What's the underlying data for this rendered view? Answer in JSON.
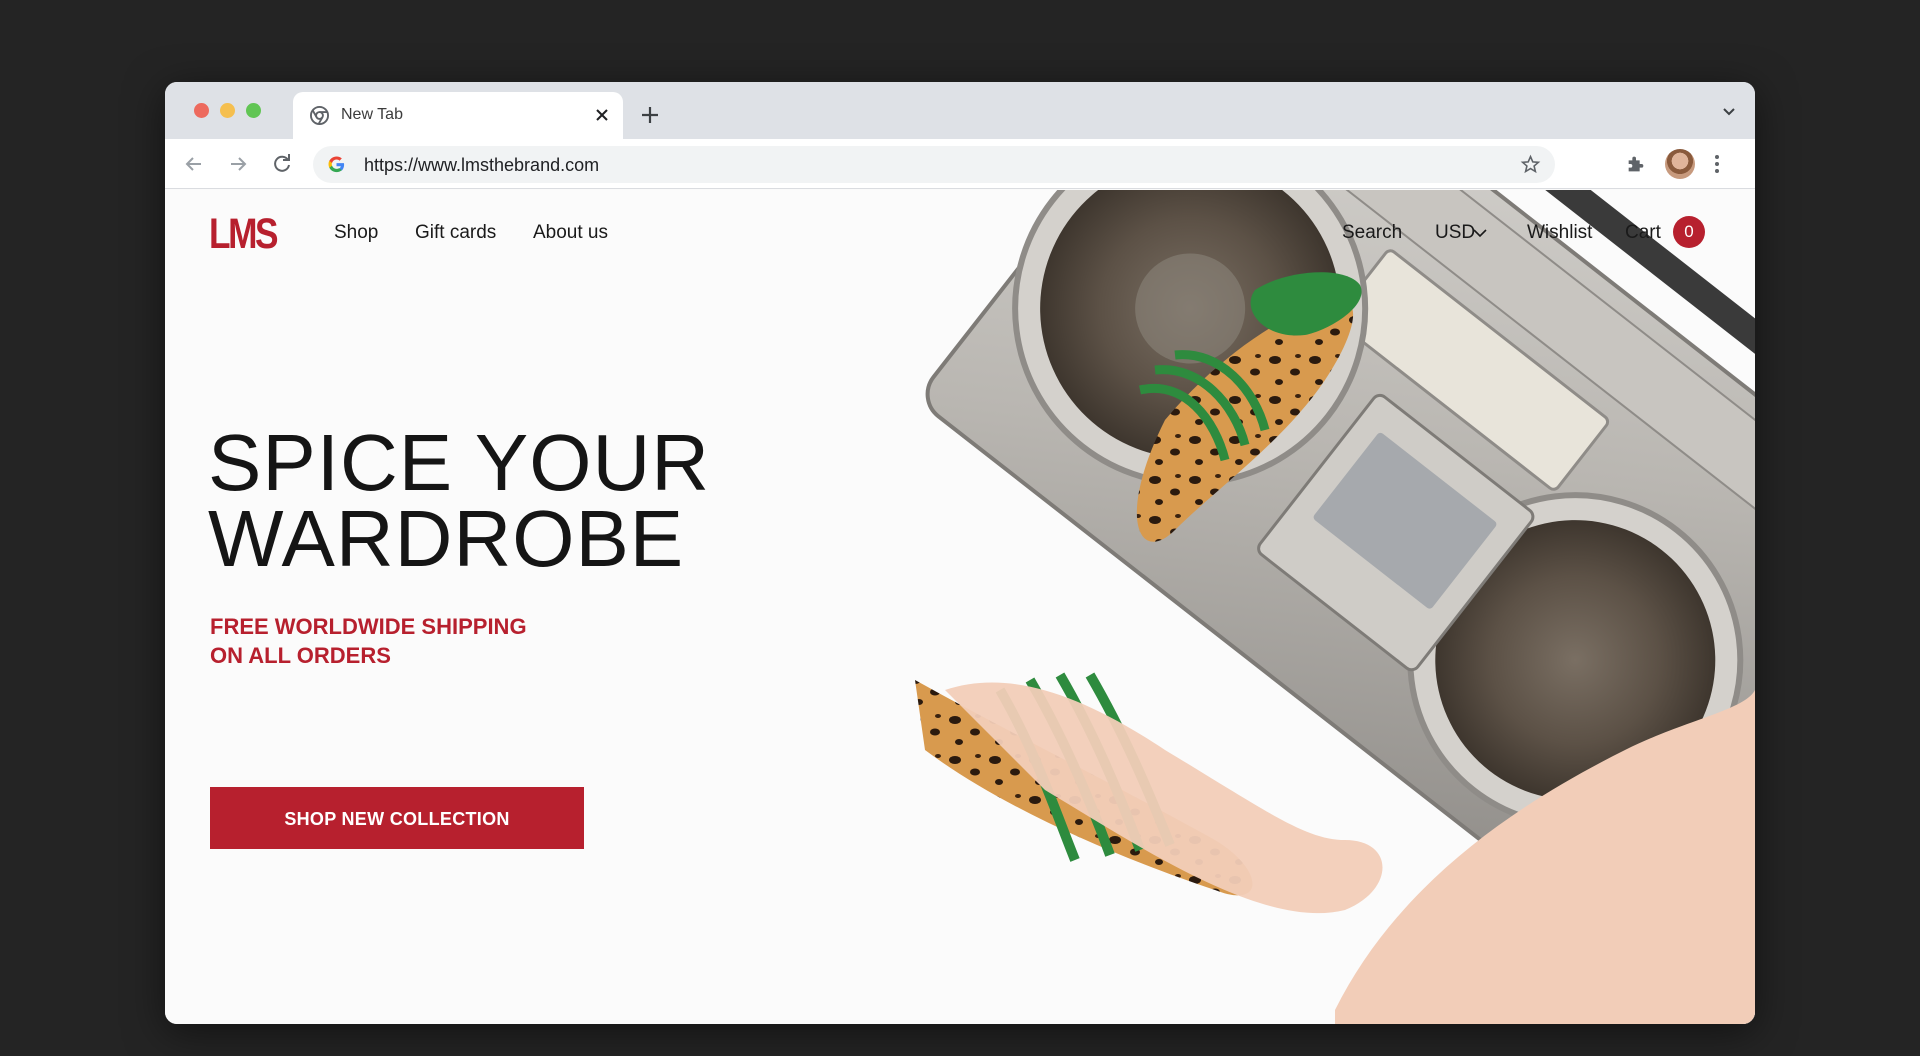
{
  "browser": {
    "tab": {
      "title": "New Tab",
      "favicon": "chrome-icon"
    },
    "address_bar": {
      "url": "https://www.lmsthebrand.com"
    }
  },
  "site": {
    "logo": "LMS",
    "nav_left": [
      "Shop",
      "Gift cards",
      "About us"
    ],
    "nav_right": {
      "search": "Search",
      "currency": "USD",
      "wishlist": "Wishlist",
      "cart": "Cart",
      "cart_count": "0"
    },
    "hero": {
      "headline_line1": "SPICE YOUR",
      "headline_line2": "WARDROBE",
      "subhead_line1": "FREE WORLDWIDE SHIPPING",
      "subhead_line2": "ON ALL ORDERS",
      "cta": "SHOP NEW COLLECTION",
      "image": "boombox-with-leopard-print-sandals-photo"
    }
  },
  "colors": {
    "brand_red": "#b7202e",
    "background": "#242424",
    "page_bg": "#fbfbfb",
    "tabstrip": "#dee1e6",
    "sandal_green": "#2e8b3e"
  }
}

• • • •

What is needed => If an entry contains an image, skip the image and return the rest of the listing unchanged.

Reply =>
What's the underlying data for this rendered view? Answer in JSON.
{
  "browser": {
    "tab": {
      "title": "New Tab",
      "favicon": "chrome-icon"
    },
    "address_bar": {
      "url": "https://www.lmsthebrand.com"
    }
  },
  "site": {
    "logo": "LMS",
    "nav_left": [
      "Shop",
      "Gift cards",
      "About us"
    ],
    "nav_right": {
      "search": "Search",
      "currency": "USD",
      "wishlist": "Wishlist",
      "cart": "Cart",
      "cart_count": "0"
    },
    "hero": {
      "headline_line1": "SPICE YOUR",
      "headline_line2": "WARDROBE",
      "subhead_line1": "FREE WORLDWIDE SHIPPING",
      "subhead_line2": "ON ALL ORDERS",
      "cta": "SHOP NEW COLLECTION",
      "image": "boombox-with-leopard-print-sandals-photo"
    }
  },
  "colors": {
    "brand_red": "#b7202e",
    "background": "#242424",
    "page_bg": "#fbfbfb",
    "tabstrip": "#dee1e6",
    "sandal_green": "#2e8b3e"
  }
}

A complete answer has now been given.